Website and app data records:
-------

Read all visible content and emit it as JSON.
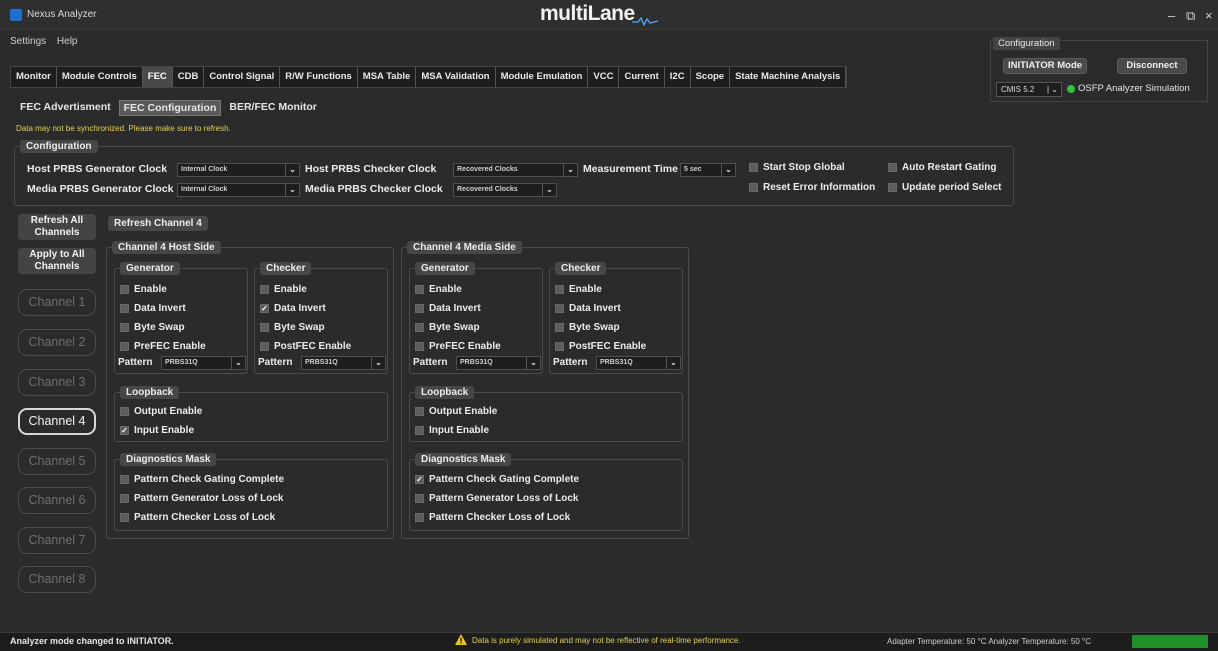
{
  "window": {
    "app_title": "Nexus Analyzer",
    "logo_text": "multiLane",
    "controls": [
      "–",
      "⧉",
      "×"
    ]
  },
  "menu": [
    "Settings",
    "Help"
  ],
  "main_tabs": [
    "Monitor",
    "Module Controls",
    "FEC",
    "CDB",
    "Control Signal",
    "R/W Functions",
    "MSA Table",
    "MSA Validation",
    "Module Emulation",
    "VCC",
    "Current",
    "I2C",
    "Scope",
    "State Machine Analysis"
  ],
  "main_tab_active": "FEC",
  "top_config": {
    "label": "Configuration",
    "mode_button": "INITIATOR Mode",
    "disconnect_button": "Disconnect",
    "cmis_value": "CMIS 5.2",
    "sim_label": "OSFP Analyzer Simulation",
    "led_color": "#27c93f"
  },
  "sub_tabs": [
    "FEC Advertisment",
    "FEC Configuration",
    "BER/FEC Monitor"
  ],
  "sub_tab_active": "FEC Configuration",
  "warning": "Data may not be synchronized. Please make sure to refresh.",
  "configuration": {
    "label": "Configuration",
    "host_gen_label": "Host PRBS Generator Clock",
    "host_gen_value": "Internal Clock",
    "media_gen_label": "Media PRBS Generator Clock",
    "media_gen_value": "Internal Clock",
    "host_chk_label": "Host PRBS Checker Clock",
    "host_chk_value": "Recovered Clocks",
    "media_chk_label": "Media PRBS Checker Clock",
    "media_chk_value": "Recovered Clocks",
    "meas_label": "Measurement Time",
    "meas_value": "5 sec",
    "start_stop": "Start Stop Global",
    "reset_error": "Reset Error Information",
    "auto_restart": "Auto Restart Gating",
    "update_period": "Update period Select"
  },
  "sidebar": {
    "refresh_all": "Refresh All Channels",
    "apply_all": "Apply to All Channels",
    "channels": [
      "Channel 1",
      "Channel 2",
      "Channel 3",
      "Channel 4",
      "Channel 5",
      "Channel 6",
      "Channel 7",
      "Channel 8"
    ],
    "active_channel": "Channel 4"
  },
  "refresh_channel": "Refresh Channel 4",
  "host_side": {
    "title": "Channel 4 Host Side",
    "generator": {
      "label": "Generator",
      "enable": "Enable",
      "data_invert": "Data Invert",
      "byte_swap": "Byte Swap",
      "fec_enable": "PreFEC Enable",
      "pattern_label": "Pattern",
      "pattern_value": "PRBS31Q"
    },
    "checker": {
      "label": "Checker",
      "enable": "Enable",
      "data_invert": "Data Invert",
      "byte_swap": "Byte Swap",
      "fec_enable": "PostFEC Enable",
      "pattern_label": "Pattern",
      "pattern_value": "PRBS31Q"
    },
    "loopback": {
      "label": "Loopback",
      "output": "Output Enable",
      "input": "Input Enable"
    },
    "diag": {
      "label": "Diagnostics Mask",
      "gating": "Pattern Check Gating Complete",
      "gen_lol": "Pattern Generator Loss of Lock",
      "chk_lol": "Pattern Checker Loss of Lock"
    }
  },
  "media_side": {
    "title": "Channel 4 Media Side",
    "generator": {
      "label": "Generator",
      "enable": "Enable",
      "data_invert": "Data Invert",
      "byte_swap": "Byte Swap",
      "fec_enable": "PreFEC Enable",
      "pattern_label": "Pattern",
      "pattern_value": "PRBS31Q"
    },
    "checker": {
      "label": "Checker",
      "enable": "Enable",
      "data_invert": "Data Invert",
      "byte_swap": "Byte Swap",
      "fec_enable": "PostFEC Enable",
      "pattern_label": "Pattern",
      "pattern_value": "PRBS31Q"
    },
    "loopback": {
      "label": "Loopback",
      "output": "Output Enable",
      "input": "Input Enable"
    },
    "diag": {
      "label": "Diagnostics Mask",
      "gating": "Pattern Check Gating Complete",
      "gen_lol": "Pattern Generator Loss of Lock",
      "chk_lol": "Pattern Checker Loss of Lock"
    }
  },
  "checked": {
    "host_checker_data_invert": true,
    "host_loopback_input": true,
    "media_diag_gating": true
  },
  "status": {
    "left": "Analyzer mode changed to INITIATOR.",
    "middle": "Data is purely simulated and may not be reflective of real-time performance.",
    "temps": "Adapter Temperature: 50 °C  Analyzer Temperature: 50 °C",
    "temp_bar_color": "#1f8f2a"
  }
}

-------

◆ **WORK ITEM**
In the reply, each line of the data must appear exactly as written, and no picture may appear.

◆ **WRITTEN ANSWER**
Read all visible content and emit it as JSON.
{
  "window": {
    "app_title": "Nexus Analyzer",
    "logo_text": "multiLane",
    "controls": [
      "–",
      "⧉",
      "×"
    ]
  },
  "menu": [
    "Settings",
    "Help"
  ],
  "main_tabs": [
    "Monitor",
    "Module Controls",
    "FEC",
    "CDB",
    "Control Signal",
    "R/W Functions",
    "MSA Table",
    "MSA Validation",
    "Module Emulation",
    "VCC",
    "Current",
    "I2C",
    "Scope",
    "State Machine Analysis"
  ],
  "main_tab_active": "FEC",
  "top_config": {
    "label": "Configuration",
    "mode_button": "INITIATOR Mode",
    "disconnect_button": "Disconnect",
    "cmis_value": "CMIS 5.2",
    "sim_label": "OSFP Analyzer Simulation",
    "led_color": "#27c93f"
  },
  "sub_tabs": [
    "FEC Advertisment",
    "FEC Configuration",
    "BER/FEC Monitor"
  ],
  "sub_tab_active": "FEC Configuration",
  "warning": "Data may not be synchronized. Please make sure to refresh.",
  "configuration": {
    "label": "Configuration",
    "host_gen_label": "Host PRBS Generator Clock",
    "host_gen_value": "Internal Clock",
    "media_gen_label": "Media PRBS Generator Clock",
    "media_gen_value": "Internal Clock",
    "host_chk_label": "Host PRBS Checker Clock",
    "host_chk_value": "Recovered Clocks",
    "media_chk_label": "Media PRBS Checker Clock",
    "media_chk_value": "Recovered Clocks",
    "meas_label": "Measurement Time",
    "meas_value": "5 sec",
    "start_stop": "Start Stop Global",
    "reset_error": "Reset Error Information",
    "auto_restart": "Auto Restart Gating",
    "update_period": "Update period Select"
  },
  "sidebar": {
    "refresh_all": "Refresh All Channels",
    "apply_all": "Apply to All Channels",
    "channels": [
      "Channel 1",
      "Channel 2",
      "Channel 3",
      "Channel 4",
      "Channel 5",
      "Channel 6",
      "Channel 7",
      "Channel 8"
    ],
    "active_channel": "Channel 4"
  },
  "refresh_channel": "Refresh Channel 4",
  "host_side": {
    "title": "Channel 4 Host Side",
    "generator": {
      "label": "Generator",
      "enable": "Enable",
      "data_invert": "Data Invert",
      "byte_swap": "Byte Swap",
      "fec_enable": "PreFEC Enable",
      "pattern_label": "Pattern",
      "pattern_value": "PRBS31Q"
    },
    "checker": {
      "label": "Checker",
      "enable": "Enable",
      "data_invert": "Data Invert",
      "byte_swap": "Byte Swap",
      "fec_enable": "PostFEC Enable",
      "pattern_label": "Pattern",
      "pattern_value": "PRBS31Q"
    },
    "loopback": {
      "label": "Loopback",
      "output": "Output Enable",
      "input": "Input Enable"
    },
    "diag": {
      "label": "Diagnostics Mask",
      "gating": "Pattern Check Gating Complete",
      "gen_lol": "Pattern Generator Loss of Lock",
      "chk_lol": "Pattern Checker Loss of Lock"
    }
  },
  "media_side": {
    "title": "Channel 4 Media Side",
    "generator": {
      "label": "Generator",
      "enable": "Enable",
      "data_invert": "Data Invert",
      "byte_swap": "Byte Swap",
      "fec_enable": "PreFEC Enable",
      "pattern_label": "Pattern",
      "pattern_value": "PRBS31Q"
    },
    "checker": {
      "label": "Checker",
      "enable": "Enable",
      "data_invert": "Data Invert",
      "byte_swap": "Byte Swap",
      "fec_enable": "PostFEC Enable",
      "pattern_label": "Pattern",
      "pattern_value": "PRBS31Q"
    },
    "loopback": {
      "label": "Loopback",
      "output": "Output Enable",
      "input": "Input Enable"
    },
    "diag": {
      "label": "Diagnostics Mask",
      "gating": "Pattern Check Gating Complete",
      "gen_lol": "Pattern Generator Loss of Lock",
      "chk_lol": "Pattern Checker Loss of Lock"
    }
  },
  "checked": {
    "host_checker_data_invert": true,
    "host_loopback_input": true,
    "media_diag_gating": true
  },
  "status": {
    "left": "Analyzer mode changed to INITIATOR.",
    "middle": "Data is purely simulated and may not be reflective of real-time performance.",
    "temps": "Adapter Temperature: 50 °C  Analyzer Temperature: 50 °C",
    "temp_bar_color": "#1f8f2a"
  }
}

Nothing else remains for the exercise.